Data section >>
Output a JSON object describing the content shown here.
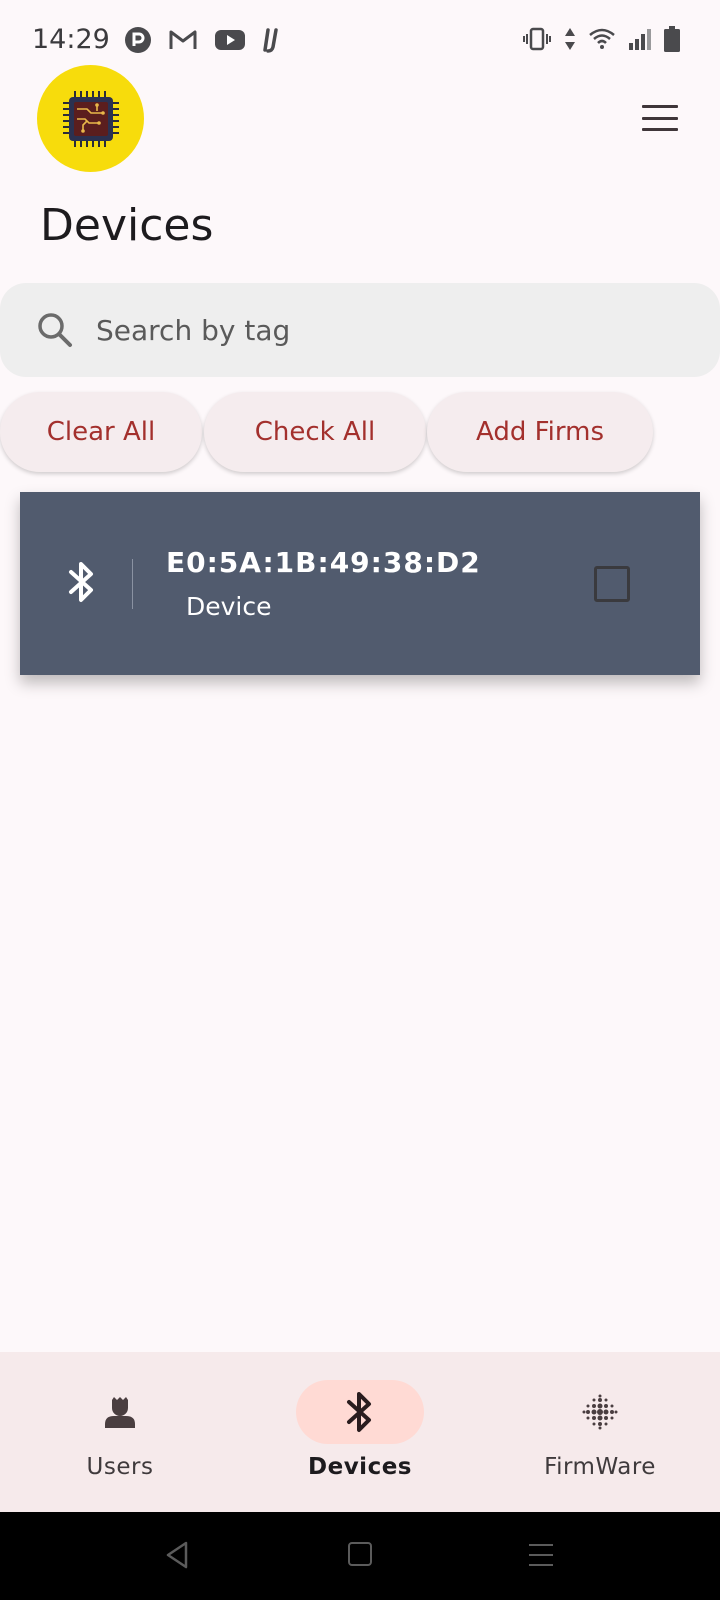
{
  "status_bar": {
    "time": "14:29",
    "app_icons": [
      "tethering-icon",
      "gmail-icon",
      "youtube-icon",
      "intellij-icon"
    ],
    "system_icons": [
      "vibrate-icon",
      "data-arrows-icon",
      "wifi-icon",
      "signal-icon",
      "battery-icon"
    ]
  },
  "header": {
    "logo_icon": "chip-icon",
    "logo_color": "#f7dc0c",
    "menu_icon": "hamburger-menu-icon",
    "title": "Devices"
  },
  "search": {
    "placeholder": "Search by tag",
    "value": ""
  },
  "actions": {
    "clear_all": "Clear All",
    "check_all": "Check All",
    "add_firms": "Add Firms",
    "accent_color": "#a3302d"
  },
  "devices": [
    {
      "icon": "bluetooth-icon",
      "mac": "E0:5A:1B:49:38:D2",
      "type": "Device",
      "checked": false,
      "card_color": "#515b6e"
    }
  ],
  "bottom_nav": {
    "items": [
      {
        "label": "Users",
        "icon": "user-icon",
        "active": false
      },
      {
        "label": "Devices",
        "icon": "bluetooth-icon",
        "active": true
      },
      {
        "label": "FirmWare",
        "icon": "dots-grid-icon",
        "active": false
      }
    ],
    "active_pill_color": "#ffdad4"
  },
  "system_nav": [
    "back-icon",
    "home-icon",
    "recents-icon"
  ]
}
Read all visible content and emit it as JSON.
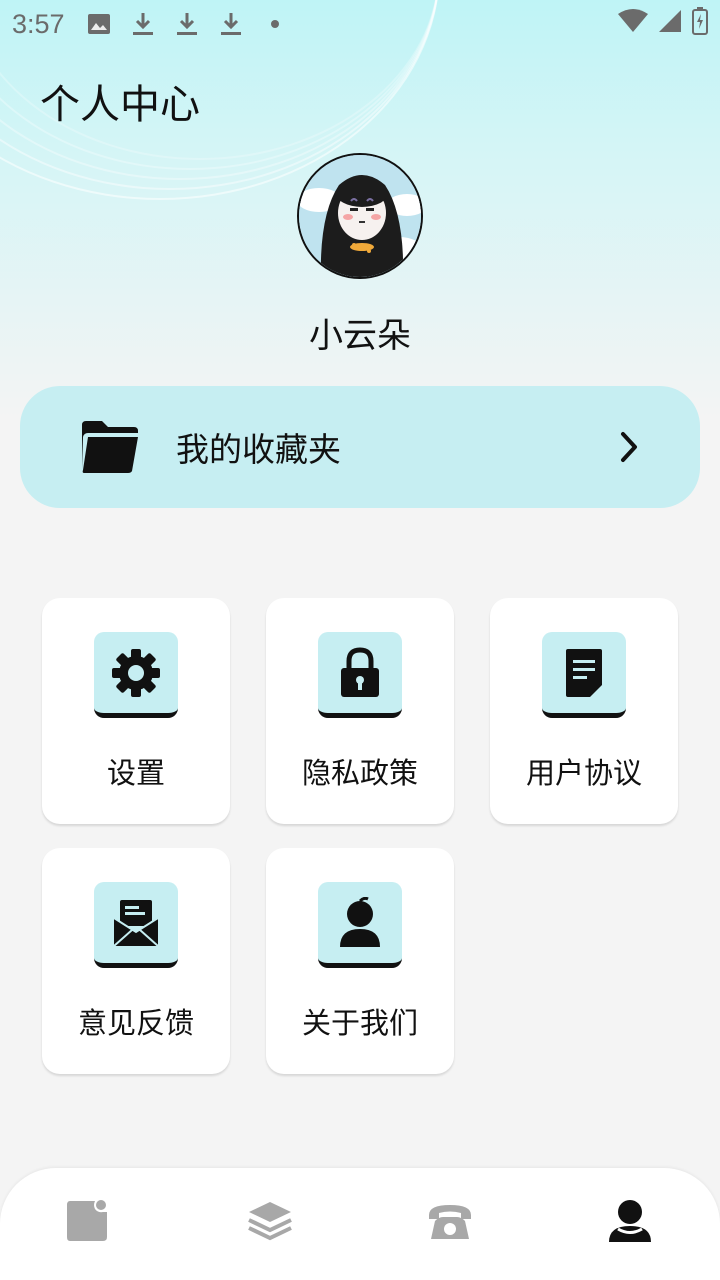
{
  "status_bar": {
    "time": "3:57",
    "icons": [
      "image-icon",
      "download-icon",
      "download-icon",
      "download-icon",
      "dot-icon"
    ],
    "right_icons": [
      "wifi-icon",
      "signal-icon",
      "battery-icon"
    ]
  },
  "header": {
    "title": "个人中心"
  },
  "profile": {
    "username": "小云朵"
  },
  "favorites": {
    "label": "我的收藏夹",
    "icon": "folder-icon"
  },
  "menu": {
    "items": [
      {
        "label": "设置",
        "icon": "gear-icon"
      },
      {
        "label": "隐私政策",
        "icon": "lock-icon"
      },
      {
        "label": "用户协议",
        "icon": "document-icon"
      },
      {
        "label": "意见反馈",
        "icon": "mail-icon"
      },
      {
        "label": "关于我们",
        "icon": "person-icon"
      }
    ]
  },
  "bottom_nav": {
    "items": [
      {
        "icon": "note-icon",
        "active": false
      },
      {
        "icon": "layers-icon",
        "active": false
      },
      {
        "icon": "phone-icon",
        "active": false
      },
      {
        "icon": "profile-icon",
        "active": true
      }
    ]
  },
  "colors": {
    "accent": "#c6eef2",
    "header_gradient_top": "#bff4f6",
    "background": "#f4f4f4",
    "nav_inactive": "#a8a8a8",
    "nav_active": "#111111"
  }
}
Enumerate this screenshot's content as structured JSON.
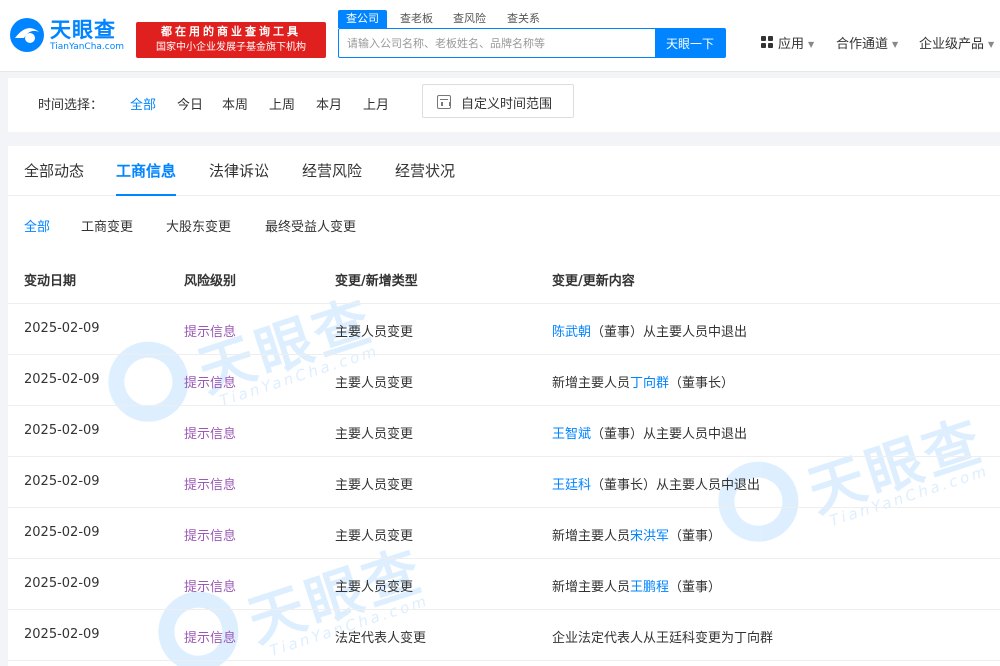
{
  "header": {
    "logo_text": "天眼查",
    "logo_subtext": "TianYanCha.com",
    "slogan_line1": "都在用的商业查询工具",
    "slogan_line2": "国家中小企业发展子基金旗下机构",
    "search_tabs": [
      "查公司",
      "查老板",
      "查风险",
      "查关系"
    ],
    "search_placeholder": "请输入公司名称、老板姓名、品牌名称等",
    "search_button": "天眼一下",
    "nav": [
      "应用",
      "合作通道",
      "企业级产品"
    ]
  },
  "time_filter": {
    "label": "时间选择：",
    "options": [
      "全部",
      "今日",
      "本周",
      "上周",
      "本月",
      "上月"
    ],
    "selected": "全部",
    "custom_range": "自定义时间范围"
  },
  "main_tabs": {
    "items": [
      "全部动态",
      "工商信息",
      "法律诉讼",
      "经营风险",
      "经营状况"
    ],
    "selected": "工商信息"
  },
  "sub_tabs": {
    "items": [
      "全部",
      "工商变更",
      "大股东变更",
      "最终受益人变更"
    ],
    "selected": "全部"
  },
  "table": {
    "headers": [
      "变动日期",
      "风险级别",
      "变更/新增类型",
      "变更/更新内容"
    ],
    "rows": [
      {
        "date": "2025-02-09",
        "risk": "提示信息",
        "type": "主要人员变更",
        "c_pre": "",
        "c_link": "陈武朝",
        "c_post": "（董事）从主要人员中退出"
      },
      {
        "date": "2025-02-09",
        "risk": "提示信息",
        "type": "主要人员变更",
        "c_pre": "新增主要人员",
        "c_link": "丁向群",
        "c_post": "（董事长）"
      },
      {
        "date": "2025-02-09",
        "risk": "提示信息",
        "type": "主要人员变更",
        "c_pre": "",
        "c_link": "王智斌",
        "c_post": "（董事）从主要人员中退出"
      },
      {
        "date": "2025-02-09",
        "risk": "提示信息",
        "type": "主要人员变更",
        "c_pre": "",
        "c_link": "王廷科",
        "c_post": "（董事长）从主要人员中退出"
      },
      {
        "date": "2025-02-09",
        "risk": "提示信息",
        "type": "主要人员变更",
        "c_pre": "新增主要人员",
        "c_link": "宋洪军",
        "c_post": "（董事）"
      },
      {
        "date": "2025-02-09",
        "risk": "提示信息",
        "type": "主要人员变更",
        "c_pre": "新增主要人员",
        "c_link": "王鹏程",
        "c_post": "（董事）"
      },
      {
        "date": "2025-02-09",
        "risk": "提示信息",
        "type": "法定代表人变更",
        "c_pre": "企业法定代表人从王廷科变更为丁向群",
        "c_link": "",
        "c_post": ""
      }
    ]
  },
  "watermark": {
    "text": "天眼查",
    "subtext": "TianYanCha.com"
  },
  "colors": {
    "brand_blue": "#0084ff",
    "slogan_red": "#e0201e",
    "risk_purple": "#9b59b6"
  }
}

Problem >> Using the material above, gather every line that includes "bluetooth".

Completed exercise >>
      "icon": "bluetooth-icon",
        "icon": "bluetooth-icon",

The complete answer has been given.